INSTRUCTIONS FOR THE TASK
Search the listing below for the word "count" and return each line that contains it.

=== INFORMATION GIVEN ===

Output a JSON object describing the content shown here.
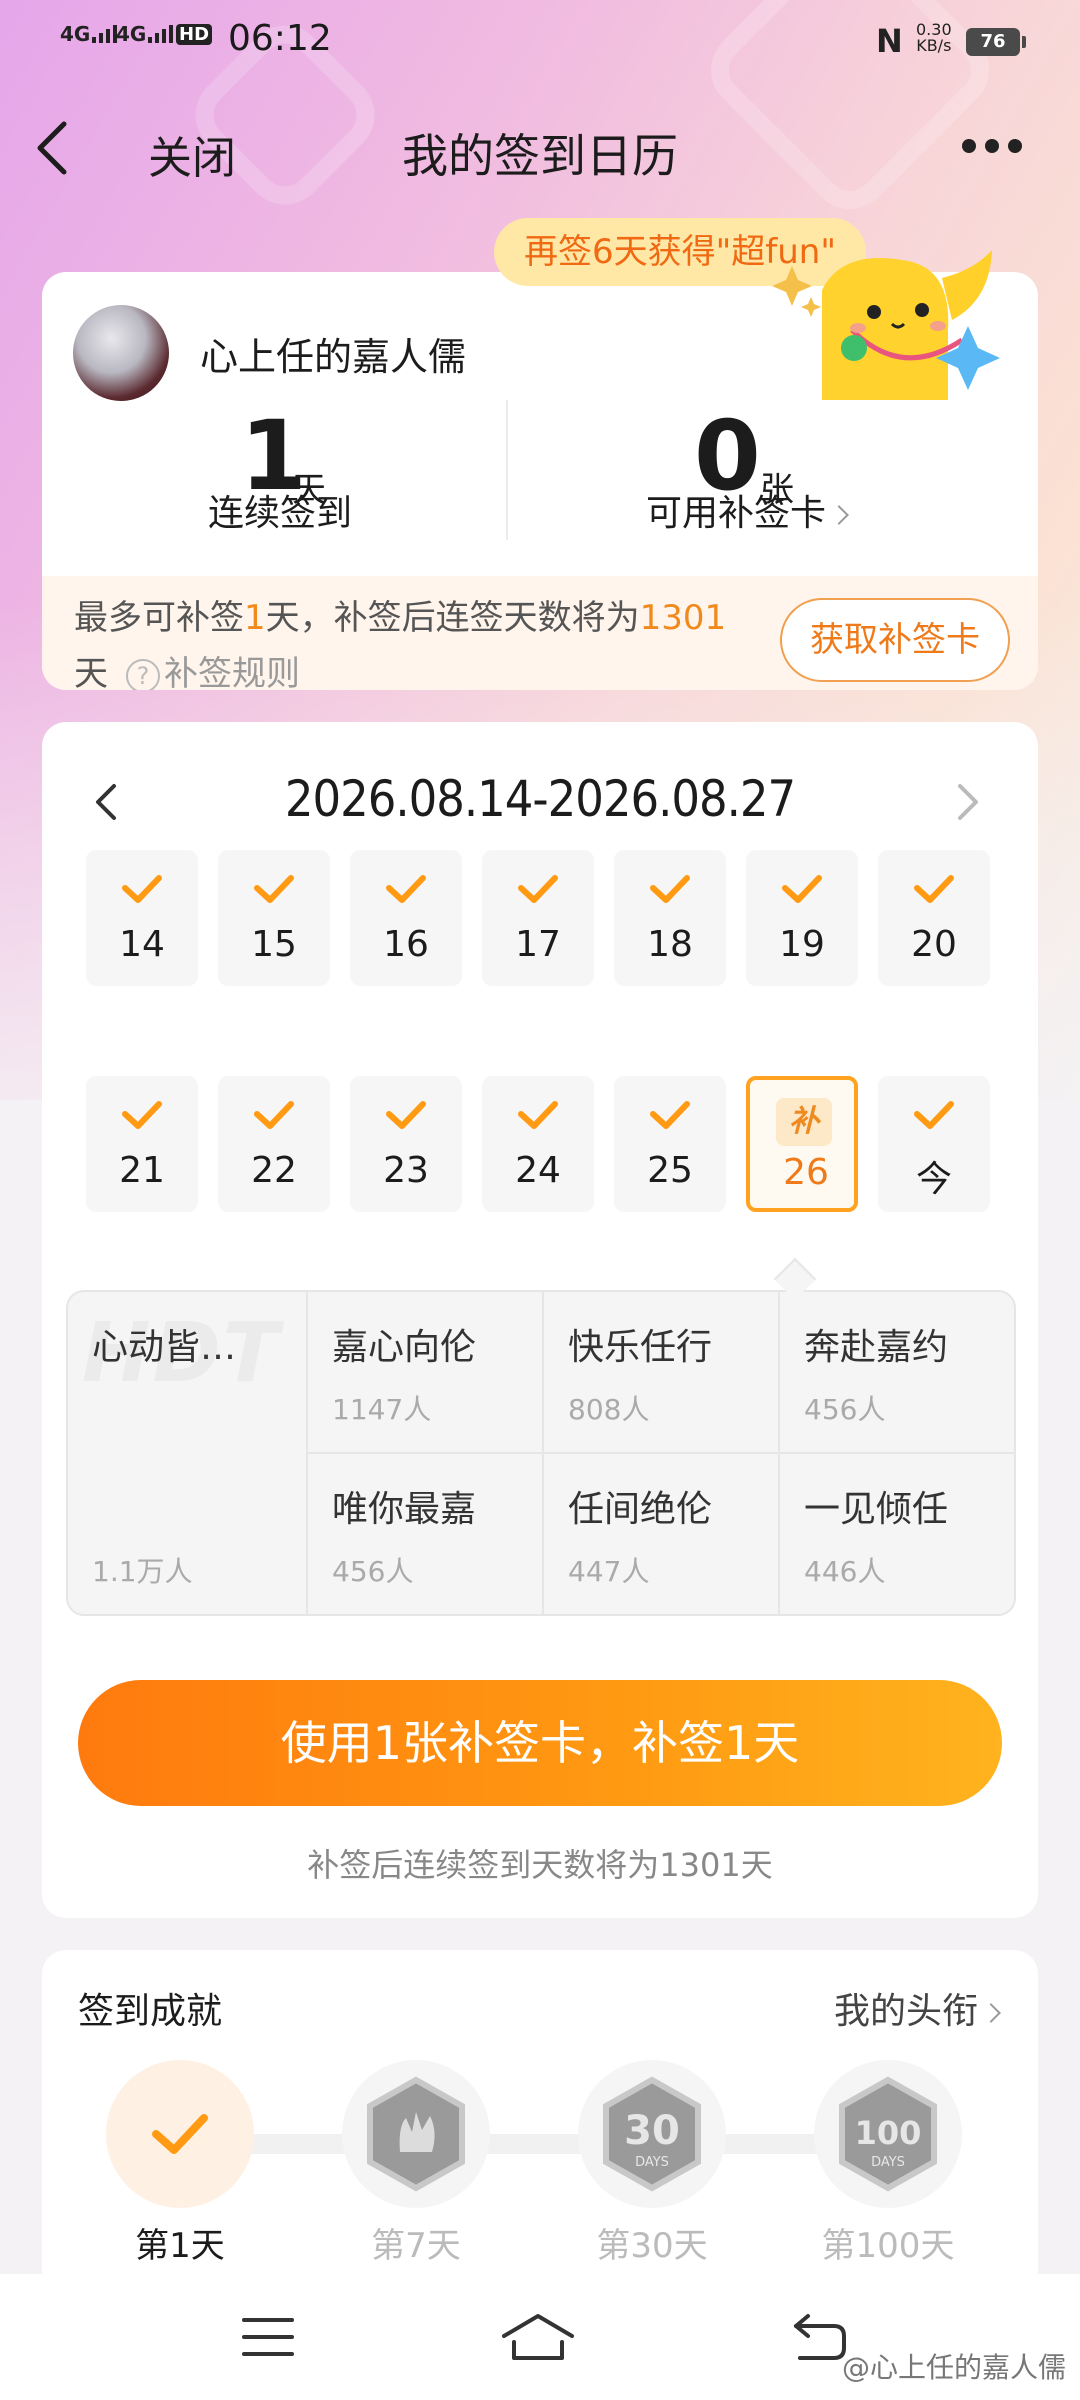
{
  "status_bar": {
    "signal_1": "4G",
    "signal_2": "4G",
    "hd": "HD",
    "time": "06:12",
    "net_speed_value": "0.30",
    "net_speed_unit": "KB/s",
    "battery": "76"
  },
  "nav": {
    "close_label": "关闭",
    "title": "我的签到日历"
  },
  "promo": {
    "text": "再签6天获得\"超fun\""
  },
  "profile": {
    "username": "心上任的嘉人儒",
    "streak_value": "1",
    "streak_unit": "天",
    "streak_label": "连续签到",
    "cards_value": "0",
    "cards_unit": "张",
    "cards_label": "可用补签卡"
  },
  "makeup_info": {
    "prefix": "最多可补签",
    "days": "1",
    "middle": "天，补签后连签天数将为",
    "total": "1301",
    "suffix": "天",
    "rules_label": "补签规则",
    "get_card_button": "获取补签卡"
  },
  "calendar": {
    "range": "2026.08.14-2026.08.27",
    "row1": [
      "14",
      "15",
      "16",
      "17",
      "18",
      "19",
      "20"
    ],
    "row2_checked": [
      "21",
      "22",
      "23",
      "24",
      "25"
    ],
    "makeup_tag": "补",
    "makeup_day": "26",
    "today_label": "今"
  },
  "titles": {
    "watermark": "HDT",
    "featured": {
      "name": "心动皆…",
      "count": "1.1万人"
    },
    "row1": [
      {
        "name": "嘉心向伦",
        "count": "1147人"
      },
      {
        "name": "快乐任行",
        "count": "808人"
      },
      {
        "name": "奔赴嘉约",
        "count": "456人"
      }
    ],
    "row2": [
      {
        "name": "唯你最嘉",
        "count": "456人"
      },
      {
        "name": "任间绝伦",
        "count": "447人"
      },
      {
        "name": "一见倾任",
        "count": "446人"
      }
    ]
  },
  "cta": {
    "button_label": "使用1张补签卡，补签1天",
    "note": "补签后连续签到天数将为1301天"
  },
  "achievements": {
    "title": "签到成就",
    "link": "我的头衔",
    "badges": [
      {
        "label": "第1天"
      },
      {
        "label": "第7天"
      },
      {
        "label": "第30天",
        "badge_text": "30"
      },
      {
        "label": "第100天",
        "badge_text": "100"
      }
    ],
    "badge_sub": "DAYS"
  },
  "watermark": "@心上任的嘉人儒",
  "colors": {
    "accent_orange": "#ff8a14",
    "makeup_border": "#ffa21f"
  }
}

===

RESPONSE TO THE EXERCISE
      "count": "1.1万人"
        "count": "1147人"
        "count": "808人"
        "count": "456人"
        "count": "456人"
        "count": "447人"
        "count": "446人"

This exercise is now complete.